Reviewing the Fundamentals: The Principles of Graphic Design
No matter how experienced you are in the field, it’s always good to take the time to review design fundamentals. The principles of graphic design outline the ways designers can use elements in a composition. These principles act as guidelines for creating successful design, but that’s not to say you can only make great design by following these rules. Sometimes breaking the rules is justified, but it’s important know what they are so you know why you’re breaking them. With that being said, here are the principles of graphic design.
Pablo Picasso said, 'Learn the rules like a pro, so you can break them like an artist.' Click To Tweet
Balance is a visual distribution of weight. A balanced composition will carry the viewer’s eye around the work and feel well balanced throughout. There are three types of balance in design: asymmetrical (visually different but still feels balanced), symmetrical, (visually the same and balanced) and radial (balanced around a central point and may or may not be visually similar). When considering balance, keep in mind that placement is important. Think of it like a seesaw; balance is achieved when elements of equal weight are placed at an equal distance.
Contrast is used to bring attention to specific elements. Changing the color value is a great way to make objects stand out and attract the viewer’s eye. To make elements “pop”, use a higher contrast and to make object more subtle try a lower contrast. Contrast is also seen when two or more opposing elements are paired together. For example, a serif and sans serif font, big and small shapes or thick and thin lines. The main focus when using contrast in design is to use opposing elements.

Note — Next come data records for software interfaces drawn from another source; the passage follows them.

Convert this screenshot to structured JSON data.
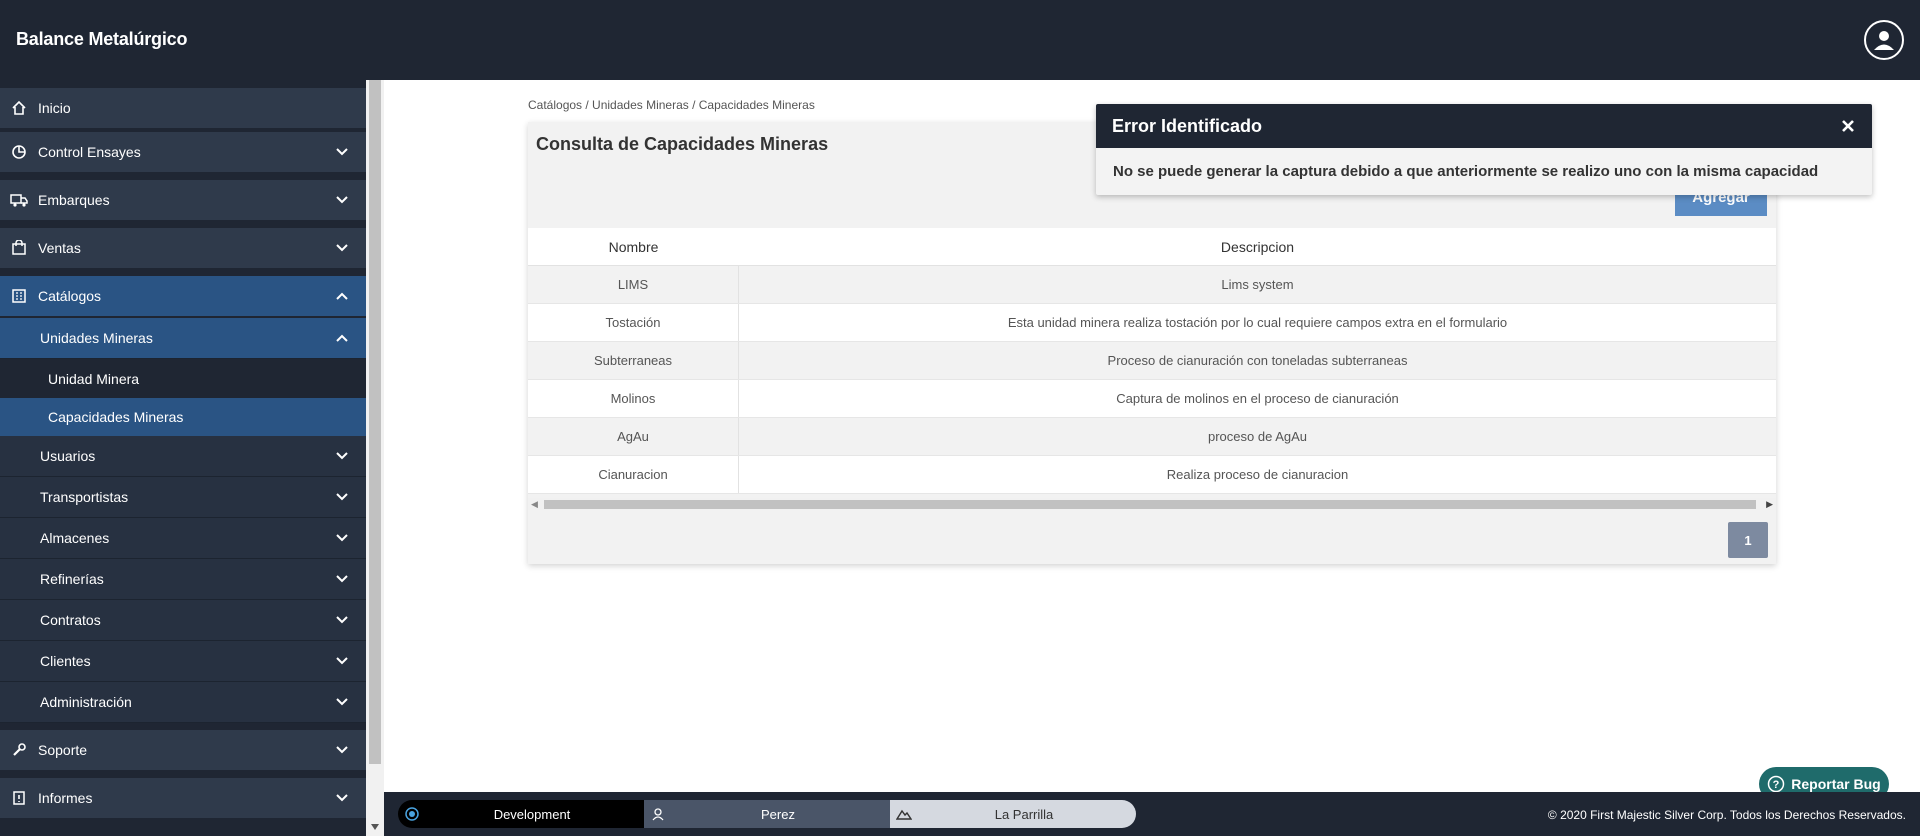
{
  "app": {
    "title": "Balance Metalúrgico"
  },
  "sidebar": {
    "inicio": "Inicio",
    "control_ensayes": "Control Ensayes",
    "embarques": "Embarques",
    "ventas": "Ventas",
    "catalogos": "Catálogos",
    "unidades_mineras": "Unidades Mineras",
    "unidad_minera": "Unidad Minera",
    "capacidades_mineras": "Capacidades Mineras",
    "usuarios": "Usuarios",
    "transportistas": "Transportistas",
    "almacenes": "Almacenes",
    "refinerias": "Refinerías",
    "contratos": "Contratos",
    "clientes": "Clientes",
    "administracion": "Administración",
    "soporte": "Soporte",
    "informes": "Informes"
  },
  "breadcrumb": "Catálogos / Unidades Mineras / Capacidades Mineras",
  "card": {
    "title": "Consulta de Capacidades Mineras",
    "add_label": "Agregar"
  },
  "table": {
    "headers": [
      "Nombre",
      "Descripcion"
    ],
    "rows": [
      [
        "LIMS",
        "Lims system"
      ],
      [
        "Tostación",
        "Esta unidad minera realiza tostación por lo cual requiere campos extra en el formulario"
      ],
      [
        "Subterraneas",
        "Proceso de cianuración con toneladas subterraneas"
      ],
      [
        "Molinos",
        "Captura de molinos en el proceso de cianuración"
      ],
      [
        "AgAu",
        "proceso de AgAu"
      ],
      [
        "Cianuracion",
        "Realiza proceso de cianuracion"
      ]
    ]
  },
  "pagination": {
    "current": "1"
  },
  "toast": {
    "title": "Error Identificado",
    "message": "No se puede generar la captura debido a que anteriormente se realizo uno con la misma capacidad"
  },
  "footer": {
    "environment": "Development",
    "user": "Perez",
    "site": "La Parrilla",
    "copyright": "© 2020 First Majestic Silver Corp. Todos los Derechos Reservados."
  },
  "bug_button": {
    "label": "Reportar Bug"
  },
  "colors": {
    "nav_bg": "#1f2633",
    "nav_item": "#2f3a4b",
    "active": "#2a5484",
    "accent_button": "#5b8cc4",
    "bug_button": "#1f6b6b"
  }
}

Emphasis is used to attract attention to a particular element in a composition. The specific element or area is usually in contrast with the rest of the piece. The main purpose of this principle is to create a focal point. This can be achieved by using shape, line, color, texture, size, value, and placement to bring attention to the main element.
Repetition is pretty straightforward. It’s the repetitive use of design elements to bring unity and consistency to a composition. Using the same element multiple times can help tie together the composition as a whole and bring movement to the design. Even though elements repeat, you can still bring variety to this principle of design by changing the placement, color, size, etc. The main point of repetition is to develop a pattern.
Movement is a visual path used to bring motion and unity to a composition. Lines, shapes and colors can be used to create a sense of direction and led the viewer’s eye to a specific element or area.
Rhythm is when elements are repeated in a composition to create a feeling of organized movement. There are three types of rhythm: regular (predictable pattern), flowing (organic pattern) and progressive (stepped variations). This principle of graphic design creates a visual mood for the composition and sets the tone for the design. Repeating a variety of elements brings a sense of excitement to the work as oppose to repeating similar elements for emphasis.
Lines and placement
Squares and color
Unity uses design elements to create a feeling of complete balance. The purpose behind this design principle is to achieve harmony.
Unified by shape
Unified by an axis
Do you know the principles of graphic design? Download the Principles of Graphic Design infographic to use as a quick reference guide, then take the quiz to test what you know. Don’t forget to share your score below! 😛